Special Coverage

Management Briefing Seminars

TRAVERSE CITY, MI – The rumble of diesel-powered trucks idling through the night – and spewing unwanted emissions in the process – soon may be a distant memory thanks, in part, to developments at Tenneco Inc.

Tim Jackson, chief technology officer, and Patrick Garcia, director- acoustics and advanced engineering, at the company’s European OEM emission-control unit, tell Ward’s at the Management Briefings Seminars here they have an advanced auxiliary power unit (APU) that will eliminate the need for truck operators to keep their engines idling while parked.

Truckers customarily use power from their engines to keep accessories, such as heaters, air conditioners, lights and sound systems, operating without drawing down their batteries. Diesel-powered trucks also typically are difficult to start in cold weather.

Garcia says Tenneco’s APU, which is nearing the full prototype stage, is targeted for installation on heavy-duty Class 8 trucks in the 2011-2012 timeframe. Renault SA, Fiat SpA and Daimler AG are testing the device. No production orders have been placed, but Tenneco is working with truck manufacturers on development contracts.

Jackson says Class 8 trucks burn an average of 3,000 gallons (11,356 L) of diesel fuel yearly due to idling. He estimates Tenneco’s APU could save an estimated 2,000 gallons (7,571 L).

Garcia describes the ACU as “a little chemical plant” that can be mounted in several areas of a truck’s cab. The device takes the vehicle’s diesel fuel and splits out the hydrocarbons to produce hydrogen fuel that generates 5 kW of power to replace electricity lost when the engine is shut off.

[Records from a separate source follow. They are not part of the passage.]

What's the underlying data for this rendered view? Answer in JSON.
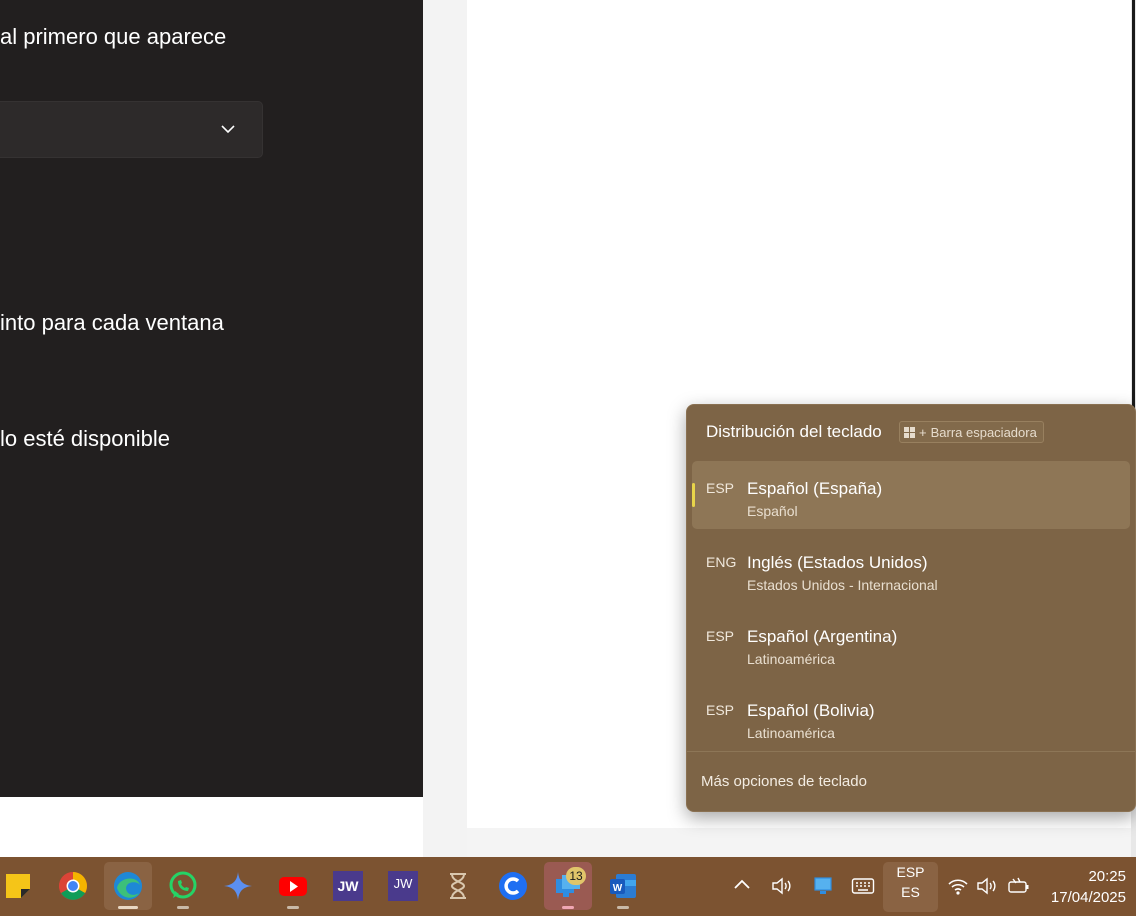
{
  "settings": {
    "line1": "al primero que aparece",
    "line2": "into para cada ventana",
    "line3": "lo esté disponible"
  },
  "flyout": {
    "title": "Distribución del teclado",
    "shortcut_plus": "+",
    "shortcut_label": "Barra espaciadora",
    "items": [
      {
        "code": "ESP",
        "name": "Español (España)",
        "layout": "Español",
        "selected": true
      },
      {
        "code": "ENG",
        "name": "Inglés (Estados Unidos)",
        "layout": "Estados Unidos - Internacional",
        "selected": false
      },
      {
        "code": "ESP",
        "name": "Español (Argentina)",
        "layout": "Latinoamérica",
        "selected": false
      },
      {
        "code": "ESP",
        "name": "Español (Bolivia)",
        "layout": "Latinoamérica",
        "selected": false
      }
    ],
    "more_options": "Más opciones de teclado"
  },
  "taskbar": {
    "apps": [
      {
        "name": "sticky-notes-icon",
        "label": ""
      },
      {
        "name": "chrome-icon",
        "label": ""
      },
      {
        "name": "edge-icon",
        "label": ""
      },
      {
        "name": "whatsapp-icon",
        "label": ""
      },
      {
        "name": "copilot-icon",
        "label": ""
      },
      {
        "name": "youtube-icon",
        "label": ""
      },
      {
        "name": "jw-icon",
        "label": "JW"
      },
      {
        "name": "jw-library-icon",
        "label": "JW"
      },
      {
        "name": "hourglass-icon",
        "label": ""
      },
      {
        "name": "c-app-icon",
        "label": ""
      },
      {
        "name": "remote-desktop-icon",
        "label": ""
      },
      {
        "name": "word-icon",
        "label": "W"
      }
    ],
    "badge_count": "13",
    "tray_language_top": "ESP",
    "tray_language_bottom": "ES",
    "time": "20:25",
    "date": "17/04/2025"
  },
  "colors": {
    "flyout_bg": "#7d6446",
    "taskbar_bg": "#7c5331",
    "selection_accent": "#e8d44a",
    "dark_window_bg": "#221f1f"
  }
}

Jackson says Tenneco is targeting a price of about €2,000 ($2,750) and estimates this could be recaptured in fuel savings over three to four years.

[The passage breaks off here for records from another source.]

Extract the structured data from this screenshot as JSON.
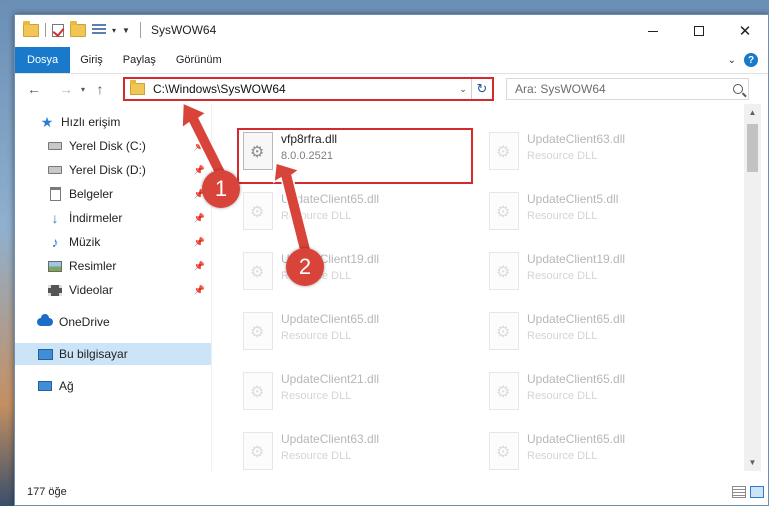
{
  "window": {
    "title": "SysWOW64"
  },
  "ribbon": {
    "tabs": [
      "Dosya",
      "Giriş",
      "Paylaş",
      "Görünüm"
    ]
  },
  "address": {
    "path": "C:\\Windows\\SysWOW64"
  },
  "search": {
    "placeholder": "Ara: SysWOW64"
  },
  "sidebar": {
    "items": [
      {
        "label": "Hızlı erişim",
        "icon": "star-icon"
      },
      {
        "label": "Yerel Disk (C:)",
        "icon": "drive-icon"
      },
      {
        "label": "Yerel Disk (D:)",
        "icon": "drive-icon"
      },
      {
        "label": "Belgeler",
        "icon": "documents-icon"
      },
      {
        "label": "İndirmeler",
        "icon": "downloads-icon"
      },
      {
        "label": "Müzik",
        "icon": "music-icon"
      },
      {
        "label": "Resimler",
        "icon": "pictures-icon"
      },
      {
        "label": "Videolar",
        "icon": "videos-icon"
      },
      {
        "label": "OneDrive",
        "icon": "cloud-icon"
      },
      {
        "label": "Bu bilgisayar",
        "icon": "computer-icon"
      },
      {
        "label": "Ağ",
        "icon": "network-icon"
      }
    ]
  },
  "files": [
    {
      "name": "vfp8rfra.dll",
      "sub": "8.0.0.2521"
    },
    {
      "name": "UpdateClient63.dll",
      "sub": "Resource DLL"
    },
    {
      "name": "UpdateClient65.dll",
      "sub": "Resource DLL"
    },
    {
      "name": "UpdateClient5.dll",
      "sub": "Resource DLL"
    },
    {
      "name": "UpdateClient19.dll",
      "sub": "Resource DLL"
    },
    {
      "name": "UpdateClient19.dll",
      "sub": "Resource DLL"
    },
    {
      "name": "UpdateClient65.dll",
      "sub": "Resource DLL"
    },
    {
      "name": "UpdateClient65.dll",
      "sub": "Resource DLL"
    },
    {
      "name": "UpdateClient21.dll",
      "sub": "Resource DLL"
    },
    {
      "name": "UpdateClient65.dll",
      "sub": "Resource DLL"
    },
    {
      "name": "UpdateClient63.dll",
      "sub": "Resource DLL"
    },
    {
      "name": "UpdateClient65.dll",
      "sub": "Resource DLL"
    }
  ],
  "status": {
    "count": "177 öğe"
  },
  "annotations": [
    "1",
    "2"
  ],
  "colors": {
    "accent": "#1979ca",
    "highlight": "#d62a2a",
    "arrow": "#d8433a"
  }
}
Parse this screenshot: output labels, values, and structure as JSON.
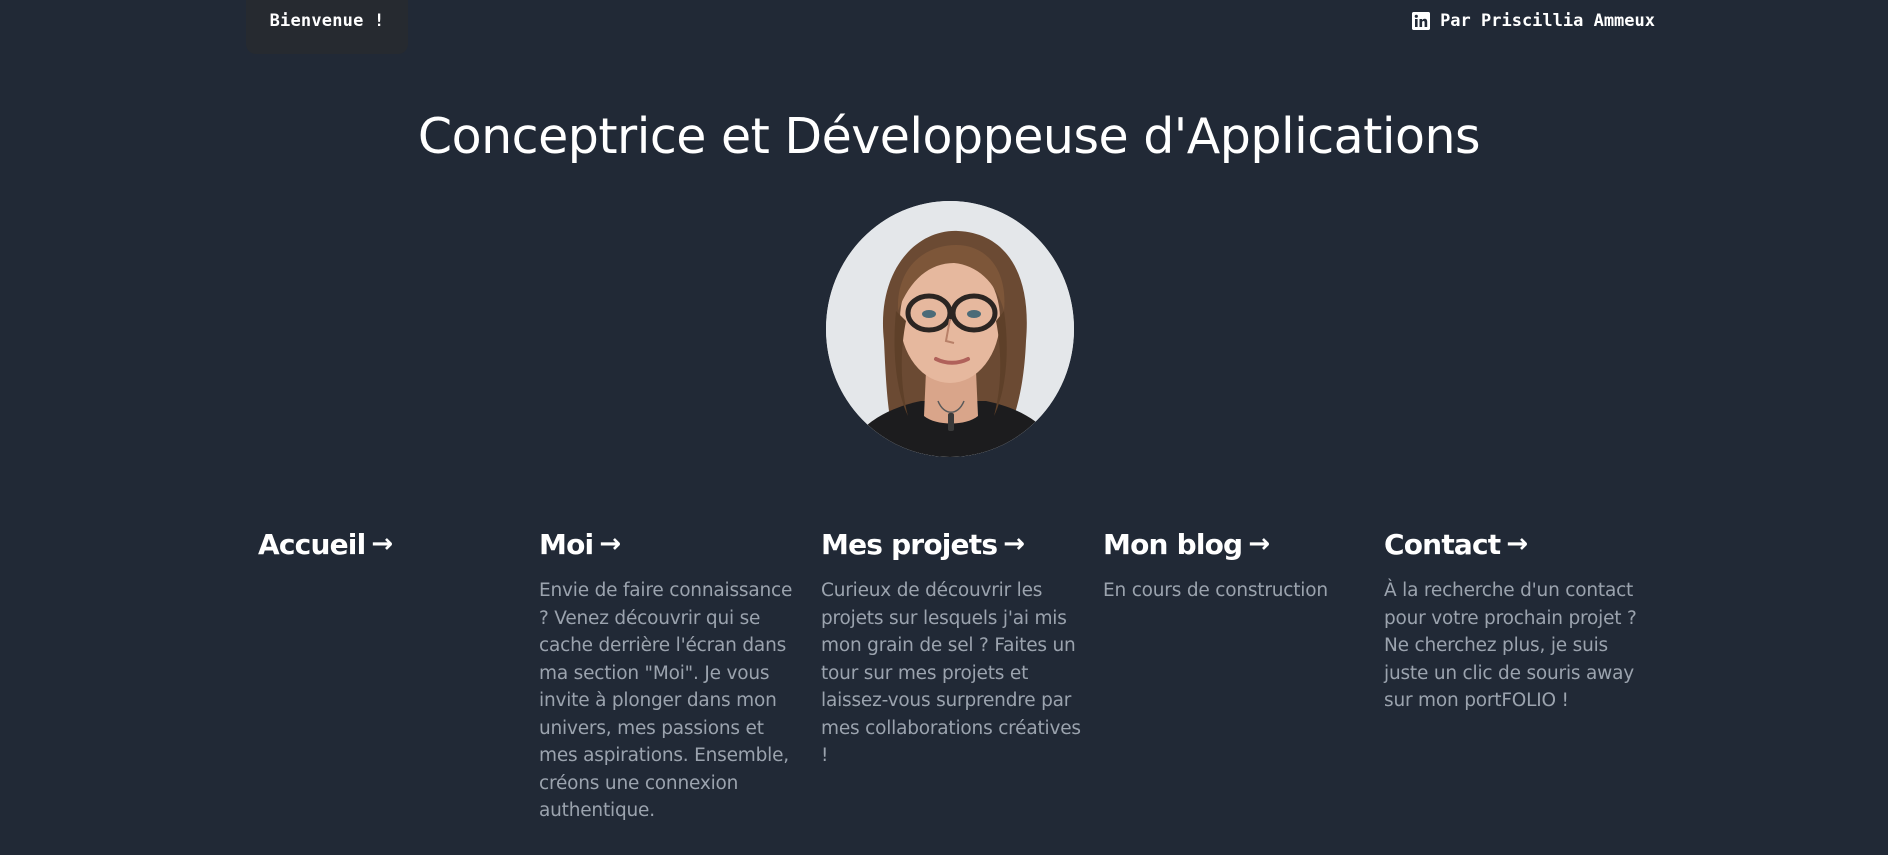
{
  "header": {
    "welcome": "Bienvenue !",
    "author": "Par Priscillia Ammeux",
    "author_icon": "linkedin-icon"
  },
  "hero": {
    "title": "Conceptrice et Développeuse d'Applications",
    "avatar_icon": "profile-photo"
  },
  "cards": [
    {
      "title": "Accueil",
      "arrow": "→",
      "text": ""
    },
    {
      "title": "Moi",
      "arrow": "→",
      "text": "Envie de faire connaissance ? Venez découvrir qui se cache derrière l'écran dans ma section \"Moi\". Je vous invite à plonger dans mon univers, mes passions et mes aspirations. Ensemble, créons une connexion authentique."
    },
    {
      "title": "Mes projets",
      "arrow": "→",
      "text": "Curieux de découvrir les projets sur lesquels j'ai mis mon grain de sel ? Faites un tour sur mes projets et laissez-vous surprendre par mes collaborations créatives !"
    },
    {
      "title": "Mon blog",
      "arrow": "→",
      "text": "En cours de construction"
    },
    {
      "title": "Contact",
      "arrow": "→",
      "text": "À la recherche d'un contact pour votre prochain projet ? Ne cherchez plus, je suis juste un clic de souris away sur mon portFOLIO !"
    }
  ],
  "colors": {
    "background": "#212936",
    "text": "#ffffff",
    "muted_text": "#9ba3ae",
    "pill": "#262a30"
  }
}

The market potential is huge: Some 110,000 Class 8 heavy-duty trucks are sold annually in the U.S. In Europe, the tally is 150,000. Jackson reckons another 50,000 units could be retrofitted each year, boosting the overall market to more than 300,000 vehicles.

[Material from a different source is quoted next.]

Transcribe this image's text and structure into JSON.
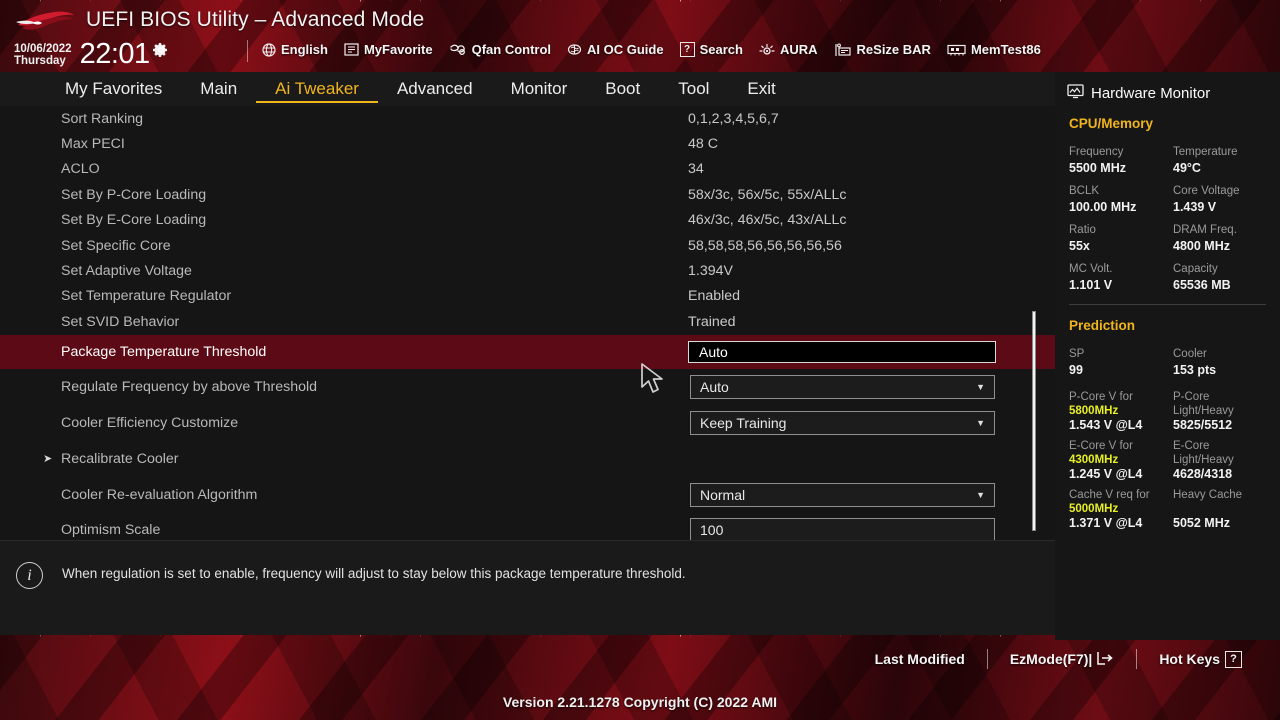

Tenneco’s APU currently weighs about 330 lbs. (150 kg), but Jackson says some of that will be offset by eliminating the alternator and associated belt-pulley systems.

“That will save 150 lbs. (68 kg),” he estimates, but Tenneco’s goal is to make the APU “mass neutral.”

Jackson says the APU likely won’t find many takers in Japan due to different driving conditions. China’s low truck prices and use of diesel fuel containing high sulfur content is not conducive to the technology, either.